JAX-COSMO: An End-to-End Differentiable and GPU Accelerated Cosmology Library

Extrait de JAX-COSMO: An End-to-End Differentiable and GPU Accelerated Cosmology Library (https://arxiv.org/abs/2302.05163)

We present jax-cosmo, a library for automatically differentiable cosmological theory calculations.
jax-cosmo uses the JAX library, which has created a new coding ecosystem, especially in probabilistic
programming. As well as batch acceleration, just-in-time compilation, and automatic optimization
of code for different hardware modalities (CPU, GPU, TPU), JAX exposes an automatic differenti-
ation (autodiff) mechanism. Thanks to autodiff, jax-cosmo gives access to the derivatives of cos-
mological likelihoods with respect to any of their parameters, and thus enables a range of powerful
Bayesian inference algorithms, otherwise impractical in cosmology, such as Hamiltonian Monte Carlo
and Variational Inference.

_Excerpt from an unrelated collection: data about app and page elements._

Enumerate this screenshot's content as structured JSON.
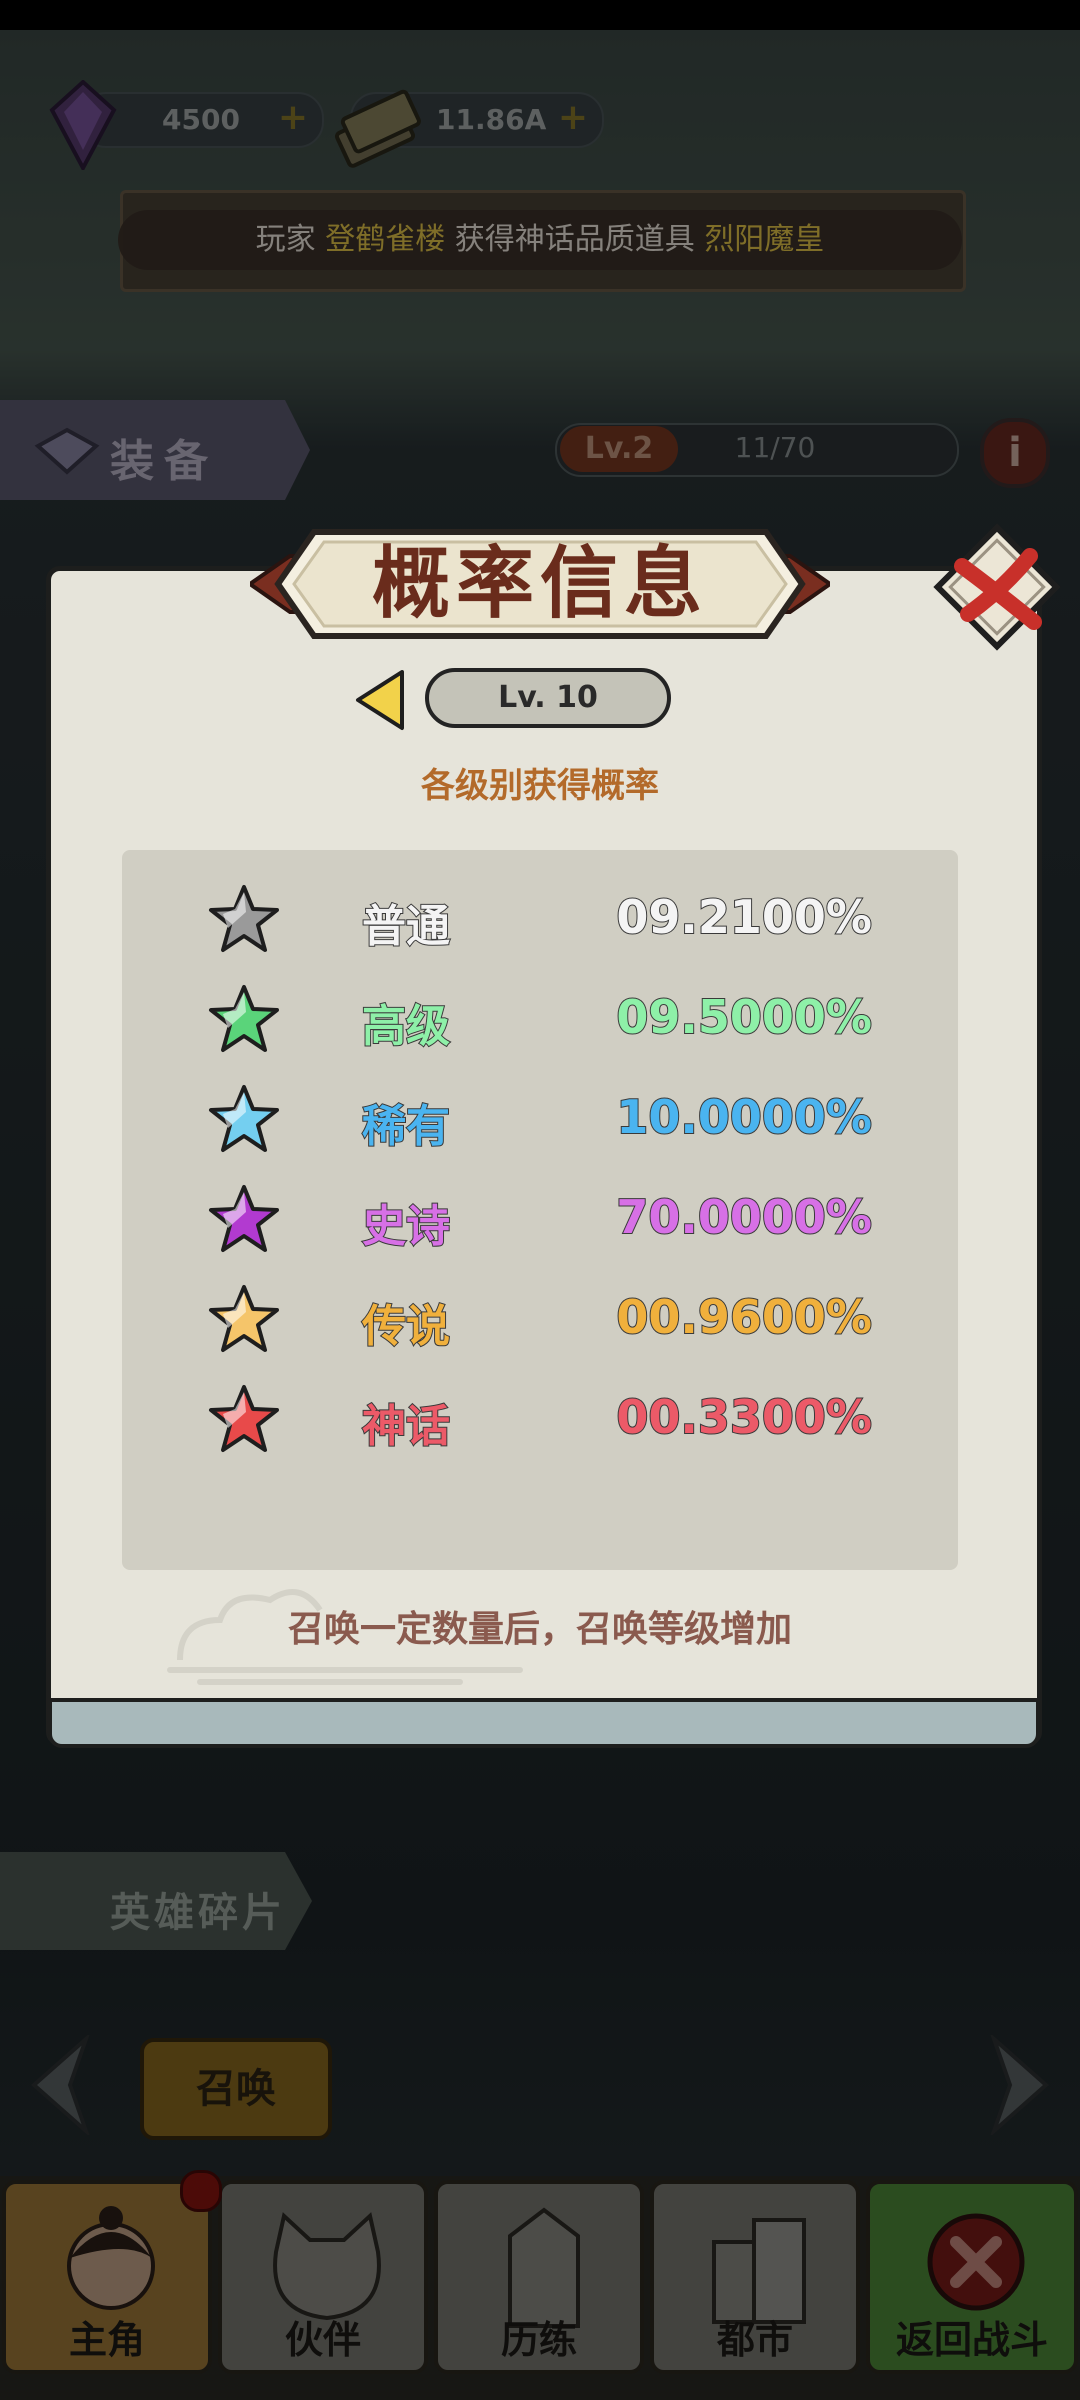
{
  "top_bar": {
    "gems": "4500",
    "cash": "11.86A",
    "plus": "+"
  },
  "broadcast": {
    "prefix": "玩家",
    "player": "登鹤雀楼",
    "middle": "获得神话品质道具",
    "item": "烈阳魔皇"
  },
  "equipment": {
    "tab_label": "装备",
    "level": "Lv.2",
    "progress": "11/70",
    "info": "i"
  },
  "modal": {
    "title": "概率信息",
    "level": "Lv. 10",
    "subtitle": "各级别获得概率",
    "rates": [
      {
        "name": "普通",
        "value": "09.2100%",
        "color": "#f4f4f4",
        "star": "#9a9a9a"
      },
      {
        "name": "高级",
        "value": "09.5000%",
        "color": "#8ef0a8",
        "star": "#5ad47a"
      },
      {
        "name": "稀有",
        "value": "10.0000%",
        "color": "#4ab4f0",
        "star": "#74cff0"
      },
      {
        "name": "史诗",
        "value": "70.0000%",
        "color": "#d770e6",
        "star": "#b23ad0"
      },
      {
        "name": "传说",
        "value": "00.9600%",
        "color": "#f0b03c",
        "star": "#f5c56a"
      },
      {
        "name": "神话",
        "value": "00.3300%",
        "color": "#ec5a68",
        "star": "#e84a4a"
      }
    ],
    "footnote": "召唤一定数量后，召唤等级增加"
  },
  "hero_shards": {
    "label": "英雄碎片"
  },
  "summon_button": "召唤",
  "bottom_nav": [
    {
      "label": "主角",
      "bg": "#a07a3a"
    },
    {
      "label": "伙伴",
      "bg": "#7b7b74"
    },
    {
      "label": "历练",
      "bg": "#7b7b74"
    },
    {
      "label": "都市",
      "bg": "#7b7b74"
    },
    {
      "label": "返回战斗",
      "bg": "#4f8a3a"
    }
  ]
}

In its initial release, jax-cosmo implements background evolution, linear
and non-linear power spectra (using halofit or the Eisenstein and Hu transfer function), as well as
angular power spectra (C`) with the Limber approximation for galaxy and weak lensing probes, all
differentiable with respect to the cosmological parameters and their other inputs. We illustrate how
automatic differentiation can be a game-changer for common tasks involving Fisher matrix computa-
tions, or full posterior inference with gradient-based techniques (e.g. Hamiltonian Monte Carlo). In
particular, we show how Fisher matrices are now fast, exact, no longer require any fine tuning, and
are themselves differentiable with respect to parameters of the likelihood, enabling complex survey
optimization by simple gradient descent. Finally, using a Dark Energy Survey Year 1 3x2pt analysis
as a benchmark, we demonstrate how jax-cosmo can be combined with Probabilistic Programming
Languages such as NumPyro to perform posterior inference with state-of-the-art algorithms including
a No U-Turn Sampler (NUTS), Automatic Differentiation Variational Inference (ADVI), and Neural
Transport HMC (NeuTra). We show that thee effective sample size per node (1 GPU or 32 CPUs) per
hour of wall time is about 5 times better for a JAX NUTS sampler compared to the well optimized
Cobaya Metropolis-Hasting sampler. We further demonstrate that Normalizing Flows using Neural
Transport are a promising methodology for model validation in the early stages of analysis.